Stored entries
-- Opening Marker --
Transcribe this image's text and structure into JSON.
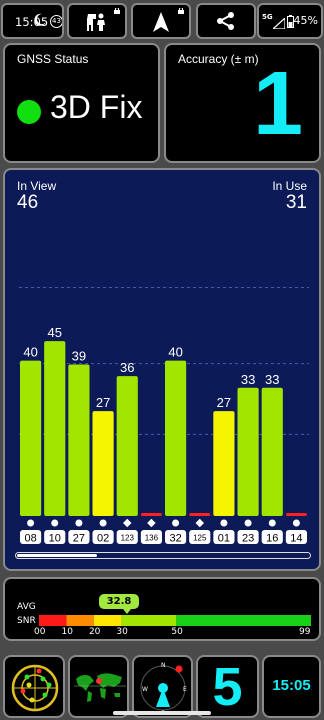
{
  "status_bar": {
    "time": "15:05",
    "notification_count": "43",
    "network": "5G",
    "battery": "45%"
  },
  "toolbar": [
    {
      "name": "moon-icon"
    },
    {
      "name": "sky-view-icon"
    },
    {
      "name": "navigation-arrow-icon"
    },
    {
      "name": "share-icon"
    },
    {
      "name": "signal-battery-icon"
    }
  ],
  "gnss_status": {
    "label": "GNSS Status",
    "value": "3D Fix",
    "indicator_color": "#10e010"
  },
  "accuracy": {
    "label": "Accuracy (± m)",
    "value": "1",
    "color": "#14ecf6"
  },
  "satellites": {
    "in_view_label": "In View",
    "in_view": "46",
    "in_use_label": "In Use",
    "in_use": "31"
  },
  "chart_data": {
    "type": "bar",
    "ylim": [
      0,
      70
    ],
    "grid": true,
    "bars": [
      {
        "prn": "08",
        "snr": 40,
        "color": "#a2e600",
        "shape": "circle",
        "label": "40"
      },
      {
        "prn": "10",
        "snr": 45,
        "color": "#a2e600",
        "shape": "circle",
        "label": "45"
      },
      {
        "prn": "27",
        "snr": 39,
        "color": "#a2e600",
        "shape": "circle",
        "label": "39"
      },
      {
        "prn": "02",
        "snr": 27,
        "color": "#f5f500",
        "shape": "circle",
        "label": "27"
      },
      {
        "prn": "123",
        "snr": 36,
        "color": "#a2e600",
        "shape": "diamond",
        "label": "36"
      },
      {
        "prn": "136",
        "snr": 0,
        "color": "#ff2020",
        "shape": "diamond",
        "label": ""
      },
      {
        "prn": "32",
        "snr": 40,
        "color": "#a2e600",
        "shape": "circle",
        "label": "40"
      },
      {
        "prn": "125",
        "snr": 0,
        "color": "#ff2020",
        "shape": "diamond",
        "label": ""
      },
      {
        "prn": "01",
        "snr": 27,
        "color": "#f5f500",
        "shape": "circle",
        "label": "27"
      },
      {
        "prn": "23",
        "snr": 33,
        "color": "#a2e600",
        "shape": "circle",
        "label": "33"
      },
      {
        "prn": "16",
        "snr": 33,
        "color": "#a2e600",
        "shape": "circle",
        "label": "33"
      },
      {
        "prn": "14",
        "snr": 0,
        "color": "#ff2020",
        "shape": "circle",
        "label": ""
      }
    ]
  },
  "snr": {
    "avg_label": "AVG",
    "snr_label": "SNR",
    "avg_value": "32.8",
    "avg_numeric": 32.8,
    "scale_max": 99,
    "ticks": [
      "00",
      "10",
      "20",
      "30",
      "50",
      "99"
    ],
    "tick_values": [
      0,
      10,
      20,
      30,
      50,
      99
    ],
    "segments": [
      {
        "from": 0,
        "to": 10,
        "color": "#ff1a1a"
      },
      {
        "from": 10,
        "to": 20,
        "color": "#ff8c00"
      },
      {
        "from": 20,
        "to": 30,
        "color": "#ffe600"
      },
      {
        "from": 30,
        "to": 50,
        "color": "#a2e600"
      },
      {
        "from": 50,
        "to": 99,
        "color": "#18d018"
      }
    ]
  },
  "bottom_toolbar": {
    "radar": "radar-icon",
    "map": "world-map-icon",
    "compass": "compass-icon",
    "compass_north": "N",
    "compass_west": "W",
    "compass_east": "E",
    "compass_south": "S",
    "satellite_count": "5",
    "clock": "15:05"
  }
}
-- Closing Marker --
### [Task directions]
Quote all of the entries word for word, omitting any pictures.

### [Response to the exercise]
Transcribe this image's text and structure into JSON.
{
  "status_bar": {
    "time": "15:05",
    "notification_count": "43",
    "network": "5G",
    "battery": "45%"
  },
  "toolbar": [
    {
      "name": "moon-icon"
    },
    {
      "name": "sky-view-icon"
    },
    {
      "name": "navigation-arrow-icon"
    },
    {
      "name": "share-icon"
    },
    {
      "name": "signal-battery-icon"
    }
  ],
  "gnss_status": {
    "label": "GNSS Status",
    "value": "3D Fix",
    "indicator_color": "#10e010"
  },
  "accuracy": {
    "label": "Accuracy (± m)",
    "value": "1",
    "color": "#14ecf6"
  },
  "satellites": {
    "in_view_label": "In View",
    "in_view": "46",
    "in_use_label": "In Use",
    "in_use": "31"
  },
  "chart_data": {
    "type": "bar",
    "ylim": [
      0,
      70
    ],
    "grid": true,
    "bars": [
      {
        "prn": "08",
        "snr": 40,
        "color": "#a2e600",
        "shape": "circle",
        "label": "40"
      },
      {
        "prn": "10",
        "snr": 45,
        "color": "#a2e600",
        "shape": "circle",
        "label": "45"
      },
      {
        "prn": "27",
        "snr": 39,
        "color": "#a2e600",
        "shape": "circle",
        "label": "39"
      },
      {
        "prn": "02",
        "snr": 27,
        "color": "#f5f500",
        "shape": "circle",
        "label": "27"
      },
      {
        "prn": "123",
        "snr": 36,
        "color": "#a2e600",
        "shape": "diamond",
        "label": "36"
      },
      {
        "prn": "136",
        "snr": 0,
        "color": "#ff2020",
        "shape": "diamond",
        "label": ""
      },
      {
        "prn": "32",
        "snr": 40,
        "color": "#a2e600",
        "shape": "circle",
        "label": "40"
      },
      {
        "prn": "125",
        "snr": 0,
        "color": "#ff2020",
        "shape": "diamond",
        "label": ""
      },
      {
        "prn": "01",
        "snr": 27,
        "color": "#f5f500",
        "shape": "circle",
        "label": "27"
      },
      {
        "prn": "23",
        "snr": 33,
        "color": "#a2e600",
        "shape": "circle",
        "label": "33"
      },
      {
        "prn": "16",
        "snr": 33,
        "color": "#a2e600",
        "shape": "circle",
        "label": "33"
      },
      {
        "prn": "14",
        "snr": 0,
        "color": "#ff2020",
        "shape": "circle",
        "label": ""
      }
    ]
  },
  "snr": {
    "avg_label": "AVG",
    "snr_label": "SNR",
    "avg_value": "32.8",
    "avg_numeric": 32.8,
    "scale_max": 99,
    "ticks": [
      "00",
      "10",
      "20",
      "30",
      "50",
      "99"
    ],
    "tick_values": [
      0,
      10,
      20,
      30,
      50,
      99
    ],
    "segments": [
      {
        "from": 0,
        "to": 10,
        "color": "#ff1a1a"
      },
      {
        "from": 10,
        "to": 20,
        "color": "#ff8c00"
      },
      {
        "from": 20,
        "to": 30,
        "color": "#ffe600"
      },
      {
        "from": 30,
        "to": 50,
        "color": "#a2e600"
      },
      {
        "from": 50,
        "to": 99,
        "color": "#18d018"
      }
    ]
  },
  "bottom_toolbar": {
    "radar": "radar-icon",
    "map": "world-map-icon",
    "compass": "compass-icon",
    "compass_north": "N",
    "compass_west": "W",
    "compass_east": "E",
    "compass_south": "S",
    "satellite_count": "5",
    "clock": "15:05"
  }
}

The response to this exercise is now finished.